** INPUT FOR THIS TASK follows **
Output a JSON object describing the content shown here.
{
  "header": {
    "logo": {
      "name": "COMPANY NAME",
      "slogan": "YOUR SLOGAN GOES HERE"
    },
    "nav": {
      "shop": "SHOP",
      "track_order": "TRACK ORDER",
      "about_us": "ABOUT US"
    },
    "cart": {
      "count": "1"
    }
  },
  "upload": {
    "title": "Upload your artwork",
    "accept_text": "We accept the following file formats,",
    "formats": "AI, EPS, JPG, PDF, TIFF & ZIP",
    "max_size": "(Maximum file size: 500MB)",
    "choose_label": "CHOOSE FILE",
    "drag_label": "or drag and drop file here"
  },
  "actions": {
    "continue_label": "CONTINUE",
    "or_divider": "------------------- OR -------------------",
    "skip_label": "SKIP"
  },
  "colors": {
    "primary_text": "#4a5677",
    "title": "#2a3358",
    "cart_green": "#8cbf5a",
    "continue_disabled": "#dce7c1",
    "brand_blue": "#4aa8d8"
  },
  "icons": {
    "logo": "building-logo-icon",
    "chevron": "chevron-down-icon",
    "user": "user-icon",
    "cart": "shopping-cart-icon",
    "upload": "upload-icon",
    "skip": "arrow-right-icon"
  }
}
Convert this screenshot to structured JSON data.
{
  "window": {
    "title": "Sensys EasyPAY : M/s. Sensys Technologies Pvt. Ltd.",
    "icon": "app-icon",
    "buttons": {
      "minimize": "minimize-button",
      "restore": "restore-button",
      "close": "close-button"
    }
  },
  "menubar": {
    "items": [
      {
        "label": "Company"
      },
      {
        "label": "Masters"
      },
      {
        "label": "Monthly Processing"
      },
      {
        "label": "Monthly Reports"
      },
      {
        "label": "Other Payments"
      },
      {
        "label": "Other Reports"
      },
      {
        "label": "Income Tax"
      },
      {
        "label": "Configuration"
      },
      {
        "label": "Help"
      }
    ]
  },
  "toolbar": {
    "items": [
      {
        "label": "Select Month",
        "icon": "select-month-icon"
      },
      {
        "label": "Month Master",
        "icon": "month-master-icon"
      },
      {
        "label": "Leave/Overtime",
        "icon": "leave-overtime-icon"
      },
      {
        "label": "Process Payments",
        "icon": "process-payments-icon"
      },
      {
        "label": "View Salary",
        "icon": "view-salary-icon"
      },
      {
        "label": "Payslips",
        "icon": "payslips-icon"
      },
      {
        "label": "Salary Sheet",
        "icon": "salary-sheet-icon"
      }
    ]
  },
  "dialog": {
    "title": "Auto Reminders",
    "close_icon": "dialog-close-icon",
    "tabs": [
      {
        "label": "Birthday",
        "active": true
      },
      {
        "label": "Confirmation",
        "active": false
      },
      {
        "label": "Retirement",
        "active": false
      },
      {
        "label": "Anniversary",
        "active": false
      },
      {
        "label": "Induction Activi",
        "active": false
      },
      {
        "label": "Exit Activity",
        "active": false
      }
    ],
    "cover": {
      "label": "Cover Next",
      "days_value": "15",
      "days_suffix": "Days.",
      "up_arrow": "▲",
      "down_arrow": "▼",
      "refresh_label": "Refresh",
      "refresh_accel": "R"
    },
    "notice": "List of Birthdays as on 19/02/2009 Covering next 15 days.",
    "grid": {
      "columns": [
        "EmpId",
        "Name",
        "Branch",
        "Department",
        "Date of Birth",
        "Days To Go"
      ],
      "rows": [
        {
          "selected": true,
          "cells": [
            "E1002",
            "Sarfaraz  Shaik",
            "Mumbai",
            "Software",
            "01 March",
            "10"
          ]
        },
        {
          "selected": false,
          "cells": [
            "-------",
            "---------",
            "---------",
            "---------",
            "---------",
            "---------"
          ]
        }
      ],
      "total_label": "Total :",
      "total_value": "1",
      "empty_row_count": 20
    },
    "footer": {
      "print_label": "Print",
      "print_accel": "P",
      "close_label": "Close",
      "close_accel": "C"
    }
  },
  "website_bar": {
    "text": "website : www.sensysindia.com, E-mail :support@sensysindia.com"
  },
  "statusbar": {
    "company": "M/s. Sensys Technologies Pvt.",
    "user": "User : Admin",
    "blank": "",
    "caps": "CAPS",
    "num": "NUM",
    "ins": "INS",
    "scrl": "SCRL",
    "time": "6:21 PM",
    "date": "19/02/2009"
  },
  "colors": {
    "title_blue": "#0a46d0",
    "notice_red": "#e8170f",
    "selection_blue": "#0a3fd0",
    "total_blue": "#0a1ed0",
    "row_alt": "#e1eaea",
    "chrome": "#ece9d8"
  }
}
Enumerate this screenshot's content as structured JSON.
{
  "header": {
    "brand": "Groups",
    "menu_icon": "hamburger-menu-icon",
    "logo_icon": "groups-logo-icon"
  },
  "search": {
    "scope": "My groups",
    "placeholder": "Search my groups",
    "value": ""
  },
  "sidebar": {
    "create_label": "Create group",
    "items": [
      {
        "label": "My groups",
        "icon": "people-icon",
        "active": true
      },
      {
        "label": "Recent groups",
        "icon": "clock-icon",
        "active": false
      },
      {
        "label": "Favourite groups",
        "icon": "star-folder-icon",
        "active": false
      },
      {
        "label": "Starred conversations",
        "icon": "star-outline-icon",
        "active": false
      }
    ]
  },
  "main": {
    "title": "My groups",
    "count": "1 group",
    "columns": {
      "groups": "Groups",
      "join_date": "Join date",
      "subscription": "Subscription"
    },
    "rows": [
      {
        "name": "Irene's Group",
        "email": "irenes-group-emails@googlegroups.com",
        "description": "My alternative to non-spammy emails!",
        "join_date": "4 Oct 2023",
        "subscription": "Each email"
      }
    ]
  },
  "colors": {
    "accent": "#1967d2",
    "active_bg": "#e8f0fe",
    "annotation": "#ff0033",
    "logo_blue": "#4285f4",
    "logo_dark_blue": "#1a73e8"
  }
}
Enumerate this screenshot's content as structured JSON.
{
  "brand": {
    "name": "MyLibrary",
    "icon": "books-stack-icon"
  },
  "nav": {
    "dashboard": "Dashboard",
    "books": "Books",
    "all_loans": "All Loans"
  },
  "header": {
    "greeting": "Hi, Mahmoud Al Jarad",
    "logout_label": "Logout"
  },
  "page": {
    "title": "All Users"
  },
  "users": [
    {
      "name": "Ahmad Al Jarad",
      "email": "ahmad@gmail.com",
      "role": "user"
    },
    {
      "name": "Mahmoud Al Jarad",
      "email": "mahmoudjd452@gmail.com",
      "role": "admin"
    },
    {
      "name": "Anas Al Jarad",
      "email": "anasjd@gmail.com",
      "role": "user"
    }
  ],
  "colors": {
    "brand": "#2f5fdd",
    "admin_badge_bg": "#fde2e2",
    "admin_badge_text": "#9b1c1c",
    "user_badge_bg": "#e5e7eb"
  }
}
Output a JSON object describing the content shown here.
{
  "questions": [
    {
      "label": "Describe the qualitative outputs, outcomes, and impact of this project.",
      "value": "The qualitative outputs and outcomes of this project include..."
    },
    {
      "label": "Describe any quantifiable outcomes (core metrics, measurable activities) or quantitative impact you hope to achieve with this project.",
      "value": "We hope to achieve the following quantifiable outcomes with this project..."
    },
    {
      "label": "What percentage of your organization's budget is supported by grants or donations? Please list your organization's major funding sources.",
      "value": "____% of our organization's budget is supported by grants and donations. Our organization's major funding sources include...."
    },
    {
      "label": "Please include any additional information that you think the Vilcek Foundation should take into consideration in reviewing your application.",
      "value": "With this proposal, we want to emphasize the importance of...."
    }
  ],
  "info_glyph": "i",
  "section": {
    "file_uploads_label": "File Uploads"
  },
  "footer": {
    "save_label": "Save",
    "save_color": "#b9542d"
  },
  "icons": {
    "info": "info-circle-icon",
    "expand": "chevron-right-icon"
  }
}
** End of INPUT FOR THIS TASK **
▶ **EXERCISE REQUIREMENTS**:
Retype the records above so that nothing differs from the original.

▶ **ANSWER FOR THIS EXERCISE**:
Output a JSON object describing the content shown here.
{
  "header": {
    "logo": {
      "name": "COMPANY NAME",
      "slogan": "YOUR SLOGAN GOES HERE"
    },
    "nav": {
      "shop": "SHOP",
      "track_order": "TRACK ORDER",
      "about_us": "ABOUT US"
    },
    "cart": {
      "count": "1"
    }
  },
  "upload": {
    "title": "Upload your artwork",
    "accept_text": "We accept the following file formats,",
    "formats": "AI, EPS, JPG, PDF, TIFF & ZIP",
    "max_size": "(Maximum file size: 500MB)",
    "choose_label": "CHOOSE FILE",
    "drag_label": "or drag and drop file here"
  },
  "actions": {
    "continue_label": "CONTINUE",
    "or_divider": "------------------- OR -------------------",
    "skip_label": "SKIP"
  },
  "colors": {
    "primary_text": "#4a5677",
    "title": "#2a3358",
    "cart_green": "#8cbf5a",
    "continue_disabled": "#dce7c1",
    "brand_blue": "#4aa8d8"
  },
  "icons": {
    "logo": "building-logo-icon",
    "chevron": "chevron-down-icon",
    "user": "user-icon",
    "cart": "shopping-cart-icon",
    "upload": "upload-icon",
    "skip": "arrow-right-icon"
  }
}
Convert this screenshot to structured JSON data.
{
  "window": {
    "title": "Sensys EasyPAY : M/s. Sensys Technologies Pvt. Ltd.",
    "icon": "app-icon",
    "buttons": {
      "minimize": "minimize-button",
      "restore": "restore-button",
      "close": "close-button"
    }
  },
  "menubar": {
    "items": [
      {
        "label": "Company"
      },
      {
        "label": "Masters"
      },
      {
        "label": "Monthly Processing"
      },
      {
        "label": "Monthly Reports"
      },
      {
        "label": "Other Payments"
      },
      {
        "label": "Other Reports"
      },
      {
        "label": "Income Tax"
      },
      {
        "label": "Configuration"
      },
      {
        "label": "Help"
      }
    ]
  },
  "toolbar": {
    "items": [
      {
        "label": "Select Month",
        "icon": "select-month-icon"
      },
      {
        "label": "Month Master",
        "icon": "month-master-icon"
      },
      {
        "label": "Leave/Overtime",
        "icon": "leave-overtime-icon"
      },
      {
        "label": "Process Payments",
        "icon": "process-payments-icon"
      },
      {
        "label": "View Salary",
        "icon": "view-salary-icon"
      },
      {
        "label": "Payslips",
        "icon": "payslips-icon"
      },
      {
        "label": "Salary Sheet",
        "icon": "salary-sheet-icon"
      }
    ]
  },
  "dialog": {
    "title": "Auto Reminders",
    "close_icon": "dialog-close-icon",
    "tabs": [
      {
        "label": "Birthday",
        "active": true
      },
      {
        "label": "Confirmation",
        "active": false
      },
      {
        "label": "Retirement",
        "active": false
      },
      {
        "label": "Anniversary",
        "active": false
      },
      {
        "label": "Induction Activi",
        "active": false
      },
      {
        "label": "Exit Activity",
        "active": false
      }
    ],
    "cover": {
      "label": "Cover Next",
      "days_value": "15",
      "days_suffix": "Days.",
      "up_arrow": "▲",
      "down_arrow": "▼",
      "refresh_label": "Refresh",
      "refresh_accel": "R"
    },
    "notice": "List of Birthdays as on 19/02/2009 Covering next 15 days.",
    "grid": {
      "columns": [
        "EmpId",
        "Name",
        "Branch",
        "Department",
        "Date of Birth",
        "Days To Go"
      ],
      "rows": [
        {
          "selected": true,
          "cells": [
            "E1002",
            "Sarfaraz  Shaik",
            "Mumbai",
            "Software",
            "01 March",
            "10"
          ]
        },
        {
          "selected": false,
          "cells": [
            "-------",
            "---------",
            "---------",
            "---------",
            "---------",
            "---------"
          ]
        }
      ],
      "total_label": "Total :",
      "total_value": "1",
      "empty_row_count": 20
    },
    "footer": {
      "print_label": "Print",
      "print_accel": "P",
      "close_label": "Close",
      "close_accel": "C"
    }
  },
  "website_bar": {
    "text": "website : www.sensysindia.com, E-mail :support@sensysindia.com"
  },
  "statusbar": {
    "company": "M/s. Sensys Technologies Pvt.",
    "user": "User : Admin",
    "blank": "",
    "caps": "CAPS",
    "num": "NUM",
    "ins": "INS",
    "scrl": "SCRL",
    "time": "6:21 PM",
    "date": "19/02/2009"
  },
  "colors": {
    "title_blue": "#0a46d0",
    "notice_red": "#e8170f",
    "selection_blue": "#0a3fd0",
    "total_blue": "#0a1ed0",
    "row_alt": "#e1eaea",
    "chrome": "#ece9d8"
  }
}
Enumerate this screenshot's content as structured JSON.
{
  "header": {
    "brand": "Groups",
    "menu_icon": "hamburger-menu-icon",
    "logo_icon": "groups-logo-icon"
  },
  "search": {
    "scope": "My groups",
    "placeholder": "Search my groups",
    "value": ""
  },
  "sidebar": {
    "create_label": "Create group",
    "items": [
      {
        "label": "My groups",
        "icon": "people-icon",
        "active": true
      },
      {
        "label": "Recent groups",
        "icon": "clock-icon",
        "active": false
      },
      {
        "label": "Favourite groups",
        "icon": "star-folder-icon",
        "active": false
      },
      {
        "label": "Starred conversations",
        "icon": "star-outline-icon",
        "active": false
      }
    ]
  },
  "main": {
    "title": "My groups",
    "count": "1 group",
    "columns": {
      "groups": "Groups",
      "join_date": "Join date",
      "subscription": "Subscription"
    },
    "rows": [
      {
        "name": "Irene's Group",
        "email": "irenes-group-emails@googlegroups.com",
        "description": "My alternative to non-spammy emails!",
        "join_date": "4 Oct 2023",
        "subscription": "Each email"
      }
    ]
  },
  "colors": {
    "accent": "#1967d2",
    "active_bg": "#e8f0fe",
    "annotation": "#ff0033",
    "logo_blue": "#4285f4",
    "logo_dark_blue": "#1a73e8"
  }
}
Enumerate this screenshot's content as structured JSON.
{
  "brand": {
    "name": "MyLibrary",
    "icon": "books-stack-icon"
  },
  "nav": {
    "dashboard": "Dashboard",
    "books": "Books",
    "all_loans": "All Loans"
  },
  "header": {
    "greeting": "Hi, Mahmoud Al Jarad",
    "logout_label": "Logout"
  },
  "page": {
    "title": "All Users"
  },
  "users": [
    {
      "name": "Ahmad Al Jarad",
      "email": "ahmad@gmail.com",
      "role": "user"
    },
    {
      "name": "Mahmoud Al Jarad",
      "email": "mahmoudjd452@gmail.com",
      "role": "admin"
    },
    {
      "name": "Anas Al Jarad",
      "email": "anasjd@gmail.com",
      "role": "user"
    }
  ],
  "colors": {
    "brand": "#2f5fdd",
    "admin_badge_bg": "#fde2e2",
    "admin_badge_text": "#9b1c1c",
    "user_badge_bg": "#e5e7eb"
  }
}
Output a JSON object describing the content shown here.
{
  "questions": [
    {
      "label": "Describe the qualitative outputs, outcomes, and impact of this project.",
      "value": "The qualitative outputs and outcomes of this project include..."
    },
    {
      "label": "Describe any quantifiable outcomes (core metrics, measurable activities) or quantitative impact you hope to achieve with this project.",
      "value": "We hope to achieve the following quantifiable outcomes with this project..."
    },
    {
      "label": "What percentage of your organization's budget is supported by grants or donations? Please list your organization's major funding sources.",
      "value": "____% of our organization's budget is supported by grants and donations. Our organization's major funding sources include...."
    },
    {
      "label": "Please include any additional information that you think the Vilcek Foundation should take into consideration in reviewing your application.",
      "value": "With this proposal, we want to emphasize the importance of...."
    }
  ],
  "info_glyph": "i",
  "section": {
    "file_uploads_label": "File Uploads"
  },
  "footer": {
    "save_label": "Save",
    "save_color": "#b9542d"
  },
  "icons": {
    "info": "info-circle-icon",
    "expand": "chevron-right-icon"
  }
}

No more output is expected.